As of 2024^{[update]}, it is still unknownwhether this C-program terminates for every input; see Collatz conjecture. |

It is closely related to the halting problem, which is to determine whether a given program halts for a *given* input and which is undecidable.
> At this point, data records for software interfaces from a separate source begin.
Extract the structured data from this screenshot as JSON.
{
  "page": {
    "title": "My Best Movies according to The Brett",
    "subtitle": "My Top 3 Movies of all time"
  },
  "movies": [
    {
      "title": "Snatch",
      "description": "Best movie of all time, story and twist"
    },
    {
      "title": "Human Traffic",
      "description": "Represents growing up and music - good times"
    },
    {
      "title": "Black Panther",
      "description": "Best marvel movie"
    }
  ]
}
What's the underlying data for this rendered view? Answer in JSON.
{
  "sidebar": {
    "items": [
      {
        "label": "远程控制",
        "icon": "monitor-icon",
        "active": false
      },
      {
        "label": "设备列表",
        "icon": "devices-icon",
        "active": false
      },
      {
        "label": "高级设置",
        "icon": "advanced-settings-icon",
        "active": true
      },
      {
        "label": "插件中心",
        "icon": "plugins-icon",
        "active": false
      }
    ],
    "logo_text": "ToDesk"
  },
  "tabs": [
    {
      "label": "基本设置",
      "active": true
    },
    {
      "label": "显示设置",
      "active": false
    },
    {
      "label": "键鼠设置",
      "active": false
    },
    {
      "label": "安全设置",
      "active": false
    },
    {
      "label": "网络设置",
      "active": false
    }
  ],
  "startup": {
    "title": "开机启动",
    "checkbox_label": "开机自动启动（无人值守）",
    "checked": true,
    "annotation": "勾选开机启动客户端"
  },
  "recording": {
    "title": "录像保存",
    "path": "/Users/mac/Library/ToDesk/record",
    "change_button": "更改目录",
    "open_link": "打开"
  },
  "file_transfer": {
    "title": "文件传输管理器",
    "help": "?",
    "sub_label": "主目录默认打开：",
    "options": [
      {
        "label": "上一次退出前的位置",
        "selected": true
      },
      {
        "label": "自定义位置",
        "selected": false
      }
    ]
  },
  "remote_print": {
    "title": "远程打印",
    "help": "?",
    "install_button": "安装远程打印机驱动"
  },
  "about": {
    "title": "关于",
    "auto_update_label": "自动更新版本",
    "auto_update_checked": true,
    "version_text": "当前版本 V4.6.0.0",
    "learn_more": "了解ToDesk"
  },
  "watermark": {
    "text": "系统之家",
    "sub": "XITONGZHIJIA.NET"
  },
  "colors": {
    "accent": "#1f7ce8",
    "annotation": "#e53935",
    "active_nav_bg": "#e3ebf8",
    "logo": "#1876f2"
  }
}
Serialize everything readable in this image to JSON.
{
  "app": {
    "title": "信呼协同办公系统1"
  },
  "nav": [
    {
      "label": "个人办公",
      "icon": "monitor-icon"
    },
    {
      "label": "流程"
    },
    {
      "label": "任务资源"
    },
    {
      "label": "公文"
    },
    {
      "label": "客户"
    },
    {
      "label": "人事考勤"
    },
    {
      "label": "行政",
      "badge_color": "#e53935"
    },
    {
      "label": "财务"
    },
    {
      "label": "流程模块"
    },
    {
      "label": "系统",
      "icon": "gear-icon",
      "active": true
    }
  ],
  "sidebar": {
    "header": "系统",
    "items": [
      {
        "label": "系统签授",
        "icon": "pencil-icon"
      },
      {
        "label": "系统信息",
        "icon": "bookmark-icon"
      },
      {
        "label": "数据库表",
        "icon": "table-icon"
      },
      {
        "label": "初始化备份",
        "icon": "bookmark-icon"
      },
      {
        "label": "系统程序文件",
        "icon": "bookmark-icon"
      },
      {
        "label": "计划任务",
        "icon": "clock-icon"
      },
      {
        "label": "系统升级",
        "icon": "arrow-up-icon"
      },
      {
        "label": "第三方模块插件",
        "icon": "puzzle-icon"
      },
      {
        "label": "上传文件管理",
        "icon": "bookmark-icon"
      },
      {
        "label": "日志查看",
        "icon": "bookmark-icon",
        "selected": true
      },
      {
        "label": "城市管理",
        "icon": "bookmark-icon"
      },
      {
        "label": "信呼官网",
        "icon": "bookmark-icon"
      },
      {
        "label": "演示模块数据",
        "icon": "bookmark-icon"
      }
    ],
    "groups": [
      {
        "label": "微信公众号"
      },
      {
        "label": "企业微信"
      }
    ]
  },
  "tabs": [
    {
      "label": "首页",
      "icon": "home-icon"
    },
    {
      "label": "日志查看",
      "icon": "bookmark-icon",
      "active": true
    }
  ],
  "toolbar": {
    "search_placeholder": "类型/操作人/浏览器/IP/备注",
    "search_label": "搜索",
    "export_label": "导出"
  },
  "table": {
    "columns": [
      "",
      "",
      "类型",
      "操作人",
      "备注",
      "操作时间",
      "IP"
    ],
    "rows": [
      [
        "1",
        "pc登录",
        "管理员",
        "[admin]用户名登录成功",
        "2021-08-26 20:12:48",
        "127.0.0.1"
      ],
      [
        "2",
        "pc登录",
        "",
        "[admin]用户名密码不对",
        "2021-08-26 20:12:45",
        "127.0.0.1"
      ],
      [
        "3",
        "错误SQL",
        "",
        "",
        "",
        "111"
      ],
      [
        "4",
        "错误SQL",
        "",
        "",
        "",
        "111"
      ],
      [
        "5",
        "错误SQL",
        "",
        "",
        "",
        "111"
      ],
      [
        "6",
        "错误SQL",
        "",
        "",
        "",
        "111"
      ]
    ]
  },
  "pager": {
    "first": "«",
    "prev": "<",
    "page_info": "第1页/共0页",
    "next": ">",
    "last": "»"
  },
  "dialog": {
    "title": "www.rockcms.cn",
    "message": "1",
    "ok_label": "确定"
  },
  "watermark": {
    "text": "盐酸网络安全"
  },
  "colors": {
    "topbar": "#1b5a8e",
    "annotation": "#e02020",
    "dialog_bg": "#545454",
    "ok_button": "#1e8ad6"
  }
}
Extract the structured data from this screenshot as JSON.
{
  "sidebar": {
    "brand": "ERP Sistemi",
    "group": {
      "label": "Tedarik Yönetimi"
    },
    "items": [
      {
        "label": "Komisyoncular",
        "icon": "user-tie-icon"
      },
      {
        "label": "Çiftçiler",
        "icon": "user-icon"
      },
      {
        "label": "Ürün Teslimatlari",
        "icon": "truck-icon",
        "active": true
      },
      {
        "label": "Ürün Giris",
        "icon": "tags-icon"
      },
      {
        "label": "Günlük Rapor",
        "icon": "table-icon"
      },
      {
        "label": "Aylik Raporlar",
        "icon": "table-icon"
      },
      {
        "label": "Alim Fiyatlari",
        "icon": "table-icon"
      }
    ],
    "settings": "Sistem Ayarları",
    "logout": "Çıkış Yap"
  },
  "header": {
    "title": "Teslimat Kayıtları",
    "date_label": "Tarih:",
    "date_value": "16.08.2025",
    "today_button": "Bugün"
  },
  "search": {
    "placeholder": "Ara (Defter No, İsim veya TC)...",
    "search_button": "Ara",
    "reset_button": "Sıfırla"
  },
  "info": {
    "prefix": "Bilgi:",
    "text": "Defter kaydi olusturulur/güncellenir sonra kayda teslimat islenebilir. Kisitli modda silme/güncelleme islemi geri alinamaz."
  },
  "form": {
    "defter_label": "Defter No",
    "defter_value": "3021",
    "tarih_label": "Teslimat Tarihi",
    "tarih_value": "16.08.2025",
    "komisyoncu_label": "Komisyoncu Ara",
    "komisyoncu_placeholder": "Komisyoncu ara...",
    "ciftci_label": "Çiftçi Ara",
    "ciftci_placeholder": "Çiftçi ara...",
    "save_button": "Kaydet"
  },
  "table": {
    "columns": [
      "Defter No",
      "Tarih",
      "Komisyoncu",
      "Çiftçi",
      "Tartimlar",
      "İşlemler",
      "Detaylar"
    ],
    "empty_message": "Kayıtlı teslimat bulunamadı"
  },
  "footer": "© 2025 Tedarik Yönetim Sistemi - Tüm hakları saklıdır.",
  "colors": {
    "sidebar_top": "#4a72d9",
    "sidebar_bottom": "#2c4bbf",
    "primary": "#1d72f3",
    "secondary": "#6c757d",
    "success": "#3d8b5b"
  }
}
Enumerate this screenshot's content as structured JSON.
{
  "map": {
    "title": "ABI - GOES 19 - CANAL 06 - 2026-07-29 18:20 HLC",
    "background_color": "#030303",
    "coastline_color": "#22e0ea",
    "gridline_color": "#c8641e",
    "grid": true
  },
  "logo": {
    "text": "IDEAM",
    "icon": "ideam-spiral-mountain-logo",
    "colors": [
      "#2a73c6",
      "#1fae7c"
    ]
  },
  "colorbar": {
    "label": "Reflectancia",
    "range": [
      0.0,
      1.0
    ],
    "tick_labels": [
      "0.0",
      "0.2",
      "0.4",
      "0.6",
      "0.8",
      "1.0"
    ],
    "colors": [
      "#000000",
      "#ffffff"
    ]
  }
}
The termination analysis is even more difficult than the Halting problem: the termination analysis in the model of Turing machines as the model of programs implementing computable functions would have the goal of deciding whether a given Turing machine is a total Turing machine, and this problem is at level $\Pi _{2}^{0}$ of the arithmetical hierarchy and thus is strictly more difficult than the Halting problem.

Now as the question whether a computable function is total is not semi-decidable,^{[1]} each *sound* termination analyzer (i.e. an affirmative answer is never given for a non-terminating program) is *incomplete*, i.e. must fail in determining termination for infinitely many terminating programs, either by running forever or halting with an indefinite answer.